The progression of vascular calcifications has been reported after liver transplant, however this was in the setting of graft rejection.15 This is the first report of progressive aortic valve stenosis despite liver transplant in a patient with normalization of cholesterol levels and no history of graft rejection. Although immunosuppressive therapy may also play a role in vascular disease, this report suggests that even with a drastic reduction in LDL-C to normal by liver transplant, the rate of progression of aortic valve disease in HoFH may not be able to be slowed once vascular disease has been established. Aggressive early lowering of LDL-C before atheroma formation should be considered to prevent the development of aortic stenosis. More investigation is needed into the risk factors that affect the progression of vascular calcifications and prevention strategies.

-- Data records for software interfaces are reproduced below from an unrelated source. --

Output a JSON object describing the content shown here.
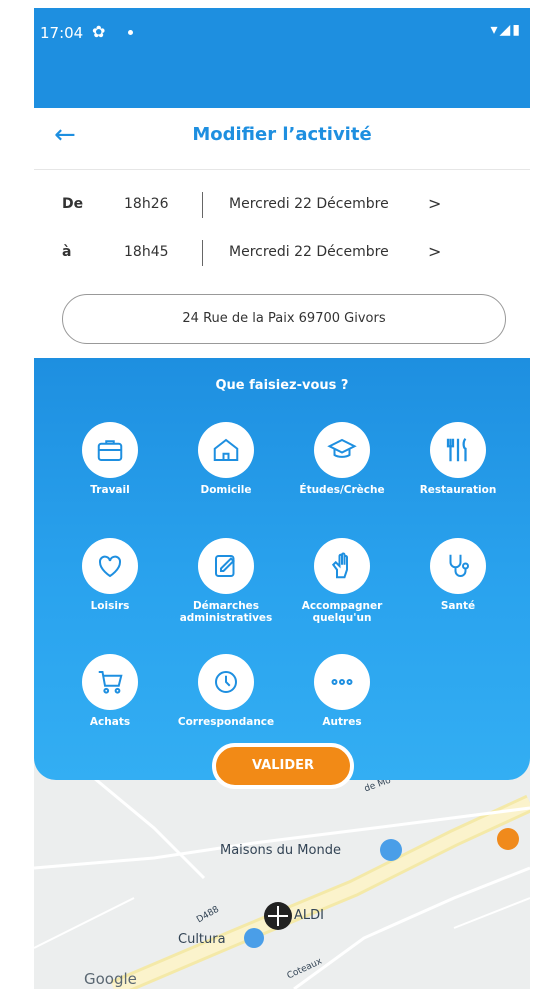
{
  "status_bar": {
    "time": "17:04",
    "right_icons": "▾◢▮"
  },
  "header": {
    "title": "Modifier l’activité"
  },
  "time_range": {
    "from": {
      "label": "De",
      "hour": "18h26",
      "date": "Mercredi 22 Décembre",
      "chevron": ">"
    },
    "to": {
      "label": "à",
      "hour": "18h45",
      "date": "Mercredi 22 Décembre",
      "chevron": ">"
    }
  },
  "address": "24 Rue de la Paix 69700 Givors",
  "activity": {
    "question": "Que faisiez-vous ?",
    "options": [
      {
        "label": "Travail",
        "icon": "briefcase-icon"
      },
      {
        "label": "Domicile",
        "icon": "home-icon"
      },
      {
        "label": "Études/Crèche",
        "icon": "graduation-cap-icon"
      },
      {
        "label": "Restauration",
        "icon": "utensils-icon"
      },
      {
        "label": "Loisirs",
        "icon": "heart-icon"
      },
      {
        "label": "Démarches administratives",
        "icon": "edit-document-icon"
      },
      {
        "label": "Accompagner quelqu'un",
        "icon": "helping-hand-icon"
      },
      {
        "label": "Santé",
        "icon": "stethoscope-icon"
      },
      {
        "label": "Achats",
        "icon": "cart-icon"
      },
      {
        "label": "Correspondance",
        "icon": "clock-icon"
      },
      {
        "label": "Autres",
        "icon": "more-dots-icon"
      }
    ],
    "validate_label": "VALIDER"
  },
  "map": {
    "places": {
      "maisons": "Maisons du Monde",
      "aldi": "ALDI",
      "cultura": "Cultura",
      "road_d488": "D488",
      "road_top": "de Mo",
      "road_bottom": "Coteaux",
      "attribution": "Google"
    }
  },
  "colors": {
    "primary": "#1e8fe0",
    "accent": "#f28a16",
    "panel_bottom": "#33aef3"
  }
}
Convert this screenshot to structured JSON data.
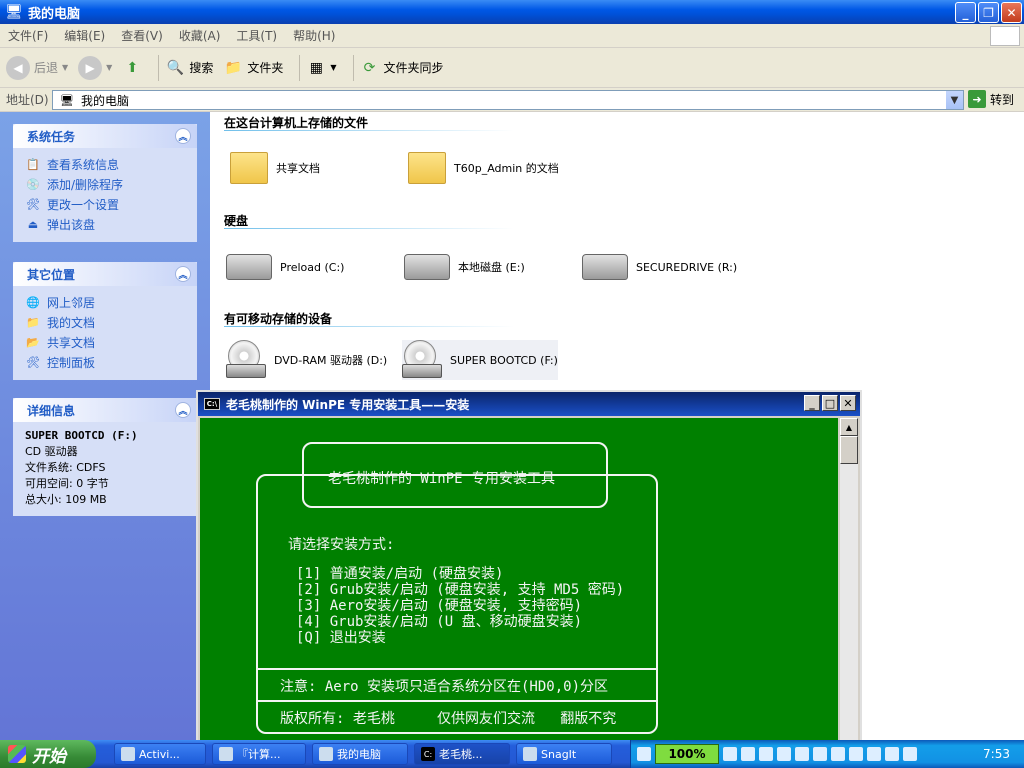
{
  "window": {
    "title": "我的电脑"
  },
  "menu": [
    "文件(F)",
    "编辑(E)",
    "查看(V)",
    "收藏(A)",
    "工具(T)",
    "帮助(H)"
  ],
  "toolbar": {
    "back": "后退",
    "search": "搜索",
    "folders": "文件夹",
    "sync": "文件夹同步"
  },
  "address": {
    "label": "地址(D)",
    "value": "我的电脑",
    "go": "转到"
  },
  "tasks_panel": {
    "title": "系统任务",
    "items": [
      "查看系统信息",
      "添加/删除程序",
      "更改一个设置",
      "弹出该盘"
    ]
  },
  "places_panel": {
    "title": "其它位置",
    "items": [
      "网上邻居",
      "我的文档",
      "共享文档",
      "控制面板"
    ]
  },
  "details_panel": {
    "title": "详细信息",
    "name": "SUPER BOOTCD (F:)",
    "type": "CD 驱动器",
    "fs": "文件系统: CDFS",
    "free": "可用空间: 0 字节",
    "total": "总大小: 109 MB"
  },
  "sections": {
    "stored": "在这台计算机上存储的文件",
    "drives": "硬盘",
    "removable": "有可移动存储的设备"
  },
  "stored_items": [
    "共享文档",
    "T60p_Admin 的文档"
  ],
  "drive_items": [
    "Preload (C:)",
    "本地磁盘 (E:)",
    "SECUREDRIVE (R:)"
  ],
  "removable_items": [
    "DVD-RAM 驱动器 (D:)",
    "SUPER BOOTCD (F:)"
  ],
  "cmd": {
    "title": "老毛桃制作的 WinPE 专用安装工具——安装",
    "header": "老毛桃制作的 WinPE 专用安装工具",
    "prompt": "请选择安装方式:",
    "options": [
      "[1] 普通安装/启动 (硬盘安装)",
      "[2] Grub安装/启动 (硬盘安装, 支持 MD5 密码)",
      "[3] Aero安装/启动 (硬盘安装, 支持密码)",
      "[4] Grub安装/启动 (U 盘、移动硬盘安装)",
      "[Q] 退出安装"
    ],
    "note": "注意: Aero 安装项只适合系统分区在(HD0,0)分区",
    "copyright": "版权所有: 老毛桃     仅供网友们交流   翻版不究"
  },
  "taskbar": {
    "start": "开始",
    "tasks": [
      "Activi...",
      "『计算...",
      "我的电脑",
      "老毛桃...",
      "SnagIt"
    ],
    "zoom": "100%",
    "clock": "7:53"
  }
}
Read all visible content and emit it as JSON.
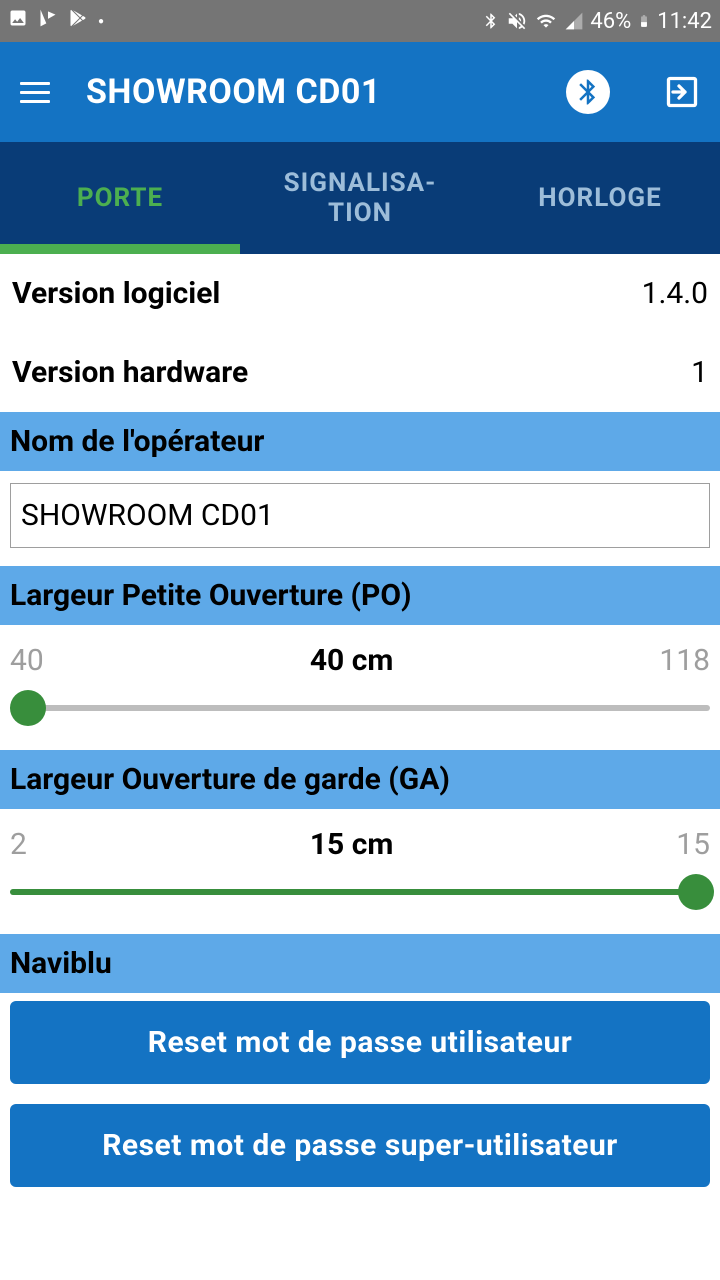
{
  "status": {
    "battery": "46%",
    "time": "11:42"
  },
  "header": {
    "title": "SHOWROOM CD01"
  },
  "tabs": {
    "items": [
      {
        "label": "PORTE",
        "active": true
      },
      {
        "label": "SIGNALISA-\nTION",
        "active": false
      },
      {
        "label": "HORLOGE",
        "active": false
      }
    ]
  },
  "info": {
    "software_label": "Version logiciel",
    "software_value": "1.4.0",
    "hardware_label": "Version hardware",
    "hardware_value": "1"
  },
  "operator": {
    "header": "Nom de l'opérateur",
    "value": "SHOWROOM CD01"
  },
  "po": {
    "header": "Largeur Petite Ouverture (PO)",
    "min": "40",
    "current": "40 cm",
    "max": "118",
    "fill_percent": 0,
    "thumb_percent": 2.5
  },
  "ga": {
    "header": "Largeur Ouverture de garde (GA)",
    "min": "2",
    "current": "15 cm",
    "max": "15",
    "fill_percent": 100,
    "thumb_percent": 98
  },
  "naviblu": {
    "header": "Naviblu",
    "btn_user": "Reset mot de passe utilisateur",
    "btn_super": "Reset mot de passe super-utilisateur"
  }
}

We thank Neil Stone, MD, Professor F. J. Raal, FRCP, FRCPC, FCP(SA), Cert Endo, MMED, PhD, (Director, Carbohydrate and Lipid Metabolism Research Unit, Professor and Head, Division of Endocrinology & Metabolism, Faculty of Health Sciences, University of the Witwatersrand, Johannesburg Hospital, Johannesburg, South Africa) and Lisa Cooper Hudgins, MD, (Associate Professor of Pediatrics in Medicine, The Rogosin Institute/Weill Cornell Medical College) for their input and insight into this case.
- Accepted June 28, 2016.
- Address correspondence to Joshua D. Robinson, MD, Department of Cardiology, Ann & Robert H. Lurie Children's Hospital of Chicago, 225 E. Chicago Ave, Box 21, Chicago, IL 60611. E-mail:
FINANCIAL DISCLOSURE: The authors have indicated they have no financial relationships relevant to this article to disclose.
FUNDING: No external funding.
POTENTIAL CONFLICT OF INTEREST: The authors have indicated they have no potential conflicts of interest to disclose.
- Copyright © 2016 by the American Academy of Pediatrics